The statement added: “As a result of this analysis, Pirelli have submitted their report to the FIA and the Teams. The FIA and Pirelli have agreed a new set of the protocols, including an upgraded technical directive already distributed, for monitoring operating conditions during a race weekend and they will consider any other appropriate actions.”

While Pirelli suggests how the tyres were run triggered the incidents, Red Bull issued a statement insisting it followed all the recommendations given to it. 

It said: “We have worked closely with Pirelli and the FIA during their investigation into Max’s tyre failure on lap 47 of the Azerbaijan Grand Prix and can confirm that no car fault was found. We adhered to Pirelli’s tyre parameters at all times and will continue to follow their guidance. 
 
"We are grateful that following the weekend’s high speed impacts no drivers were injured.”

 

shares
comments

Related video

Tost: Gasly now one of the "absolutely top drivers" in F1
Previous article

Tost: Gasly now one of the "absolutely top drivers" in F1

Next article

F1 teams face new cold pressure tyre checks from French GP

F1 teams face new cold pressure tyre checks from French GP
Load comments
Unpacking the technical changes behind F1 2022's rules shake-up Prime

Unpacking the technical changes behind F1 2022's rules shake-up

Formula 1 cars will look very different this year as the long-awaited fresh rules finally arrive with the stated aim of improving its quality of racing. We break down what the return of 'ground effect' aerodynamics - and a flurry of other changes besides - means for the teams, and what fans can expect

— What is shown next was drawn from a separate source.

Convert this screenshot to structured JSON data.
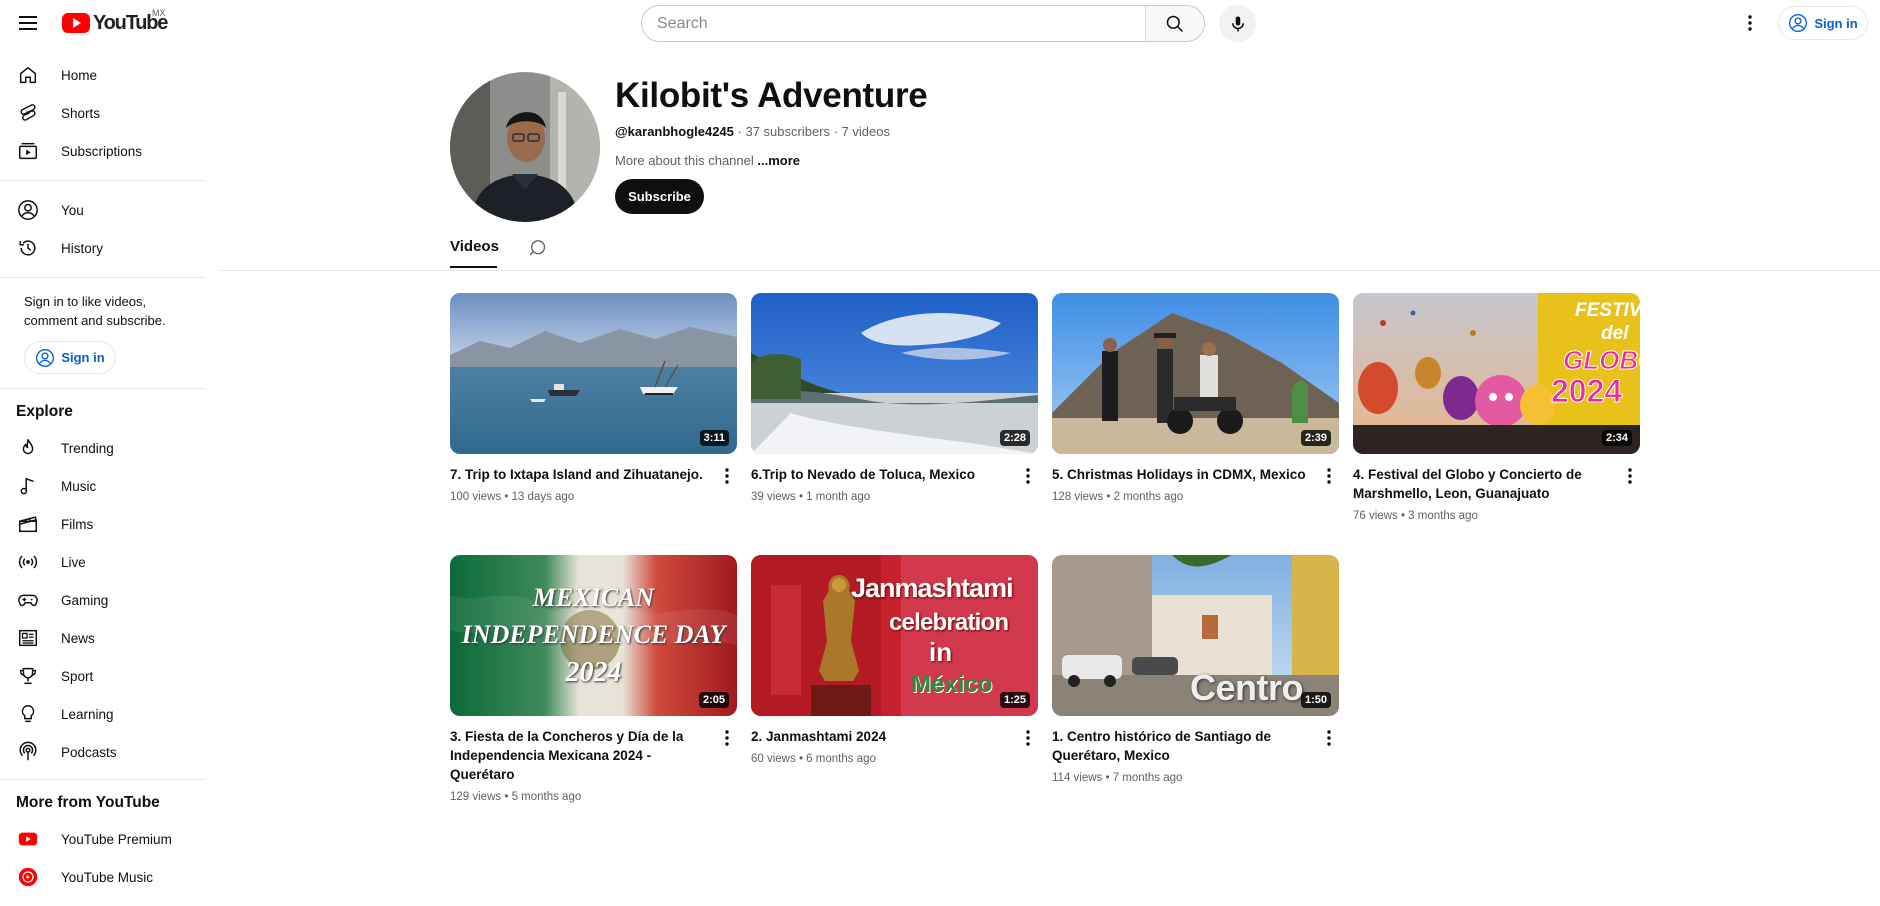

Formula 1
Jan 21, 2022
Why F1's new era is still dogged by its old world problems Prime

Why F1's new era is still dogged by its old world problems

OPINION: The 2022 Formula 1 season is just weeks away from getting underway, but instead of focusing on what is to come, the attention still remains on what has been – not least the Abu Dhabi title decider controversy. That, plus other key talking points, must be resolved to allow the series to warmly welcome in its new era

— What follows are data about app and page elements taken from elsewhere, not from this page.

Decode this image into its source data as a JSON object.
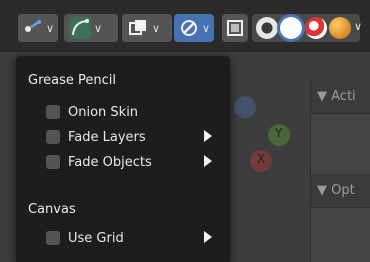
{
  "popup": {
    "sections": [
      {
        "title": "Grease Pencil",
        "items": [
          {
            "label": "Onion Skin",
            "checked": false,
            "has_submenu": false
          },
          {
            "label": "Fade Layers",
            "checked": false,
            "has_submenu": true
          },
          {
            "label": "Fade Objects",
            "checked": false,
            "has_submenu": true
          }
        ]
      },
      {
        "title": "Canvas",
        "items": [
          {
            "label": "Use Grid",
            "checked": false,
            "has_submenu": true
          }
        ]
      }
    ]
  },
  "viewport": {
    "gizmo_labels": {
      "y": "Y",
      "x": "X"
    },
    "side_panel_headers": [
      "Acti",
      "Opt"
    ]
  },
  "colors": {
    "accent": "#4772b3",
    "menu_bg": "#1d1d1d",
    "checkbox": "#545454",
    "header_bg": "#2b2b2b"
  },
  "icons": [
    "pivot-icon",
    "snap-curve-icon",
    "overlay-icon",
    "gp-overlay-icon",
    "xray-icon",
    "wireframe-shading-icon",
    "solid-shading-icon",
    "material-shading-icon",
    "rendered-shading-icon"
  ]
}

Formula 1
Jan 20, 2022
The Schumacher trait that will give Haas hope in F1 2022 Prime

The Schumacher trait that will give Haas hope in F1 2022

Mick Schumacher’s knack of improving during his second season in a championship was a trademark of his junior formula career, so his progress during his rookie Formula 1 campaign with Haas was encouraging. His target now will be to turn that improvement into results as the team hopes to reap the rewards of sacrificing development in 2021

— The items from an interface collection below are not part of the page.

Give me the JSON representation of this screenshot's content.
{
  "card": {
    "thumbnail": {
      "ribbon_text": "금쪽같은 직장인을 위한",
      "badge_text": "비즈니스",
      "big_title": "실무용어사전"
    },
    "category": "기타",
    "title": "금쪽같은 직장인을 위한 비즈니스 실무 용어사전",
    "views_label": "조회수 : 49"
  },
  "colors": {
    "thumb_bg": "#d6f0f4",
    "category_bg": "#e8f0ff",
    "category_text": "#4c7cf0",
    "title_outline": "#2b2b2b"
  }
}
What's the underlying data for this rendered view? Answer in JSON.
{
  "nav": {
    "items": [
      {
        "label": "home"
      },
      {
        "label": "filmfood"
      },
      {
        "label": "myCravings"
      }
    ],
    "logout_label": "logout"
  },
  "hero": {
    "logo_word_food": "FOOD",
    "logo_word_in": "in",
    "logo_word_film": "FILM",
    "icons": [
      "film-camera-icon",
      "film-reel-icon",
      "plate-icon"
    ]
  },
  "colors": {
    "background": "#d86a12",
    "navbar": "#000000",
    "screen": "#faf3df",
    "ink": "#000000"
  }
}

Formula 1
Jan 19, 2022
The “glorified taxi” driver central to F1’s continued safety push Prime

The “glorified taxi” driver central to F1’s continued safety push

As the driver of Formula 1’s medical car, Alan van der Merwe’s job is to wait – and hope his skills aren’t needed. James Newbold hears from F1’s lesser-known stalwart.

Formula 1
Jan 15, 2022
When BMW added F1 'rocket fuel' to ignite Brabham's 1983 title push Prime

When BMW added F1 'rocket fuel' to ignite Brabham's 1983 title push

There was an ace up the sleeve during the 1983 F1 title-winning season of Nelson Piquet and Brabham. It made a frontrunning car invincible for the last three races to see off Renault's Alain Prost and secure the combination's second world title in three years

Formula 1
Jan 13, 2022
How “abysmal” reliability blunted Brabham’s first winner Prime

How “abysmal” reliability blunted Brabham’s first winner

Brabham’s first world championship race-winning car was held back by unreliable Climax engines – or so its creators believed, as STUART CODLING explains

Formula 1
Jan 10, 2022
The steps Norris took to reach a new level in the 2021 F1 season Prime

The steps Norris took to reach a new level in the 2021 F1 season

Lando Norris came of age as a grand prix driver in 2021. McLaren’s young ace is no longer an apprentice or a quietly capable number two – he’s proved himself a potential winner in the top flight and, as Stuart Codling finds out, he’s ready to stake his claim to greatness…

Formula 1
Jan 9, 2022
How Fangio set the bar for Schumacher and Hamilton in F1 Prime

How Fangio set the bar for Schumacher and Hamilton in F1

Juan Manuel Fangio, peerless on track and charming off it, established the gold standard of grand prix greatness. Nigel Roebuck recalls a remarkable champion.

Formula 1
Jan 8, 2022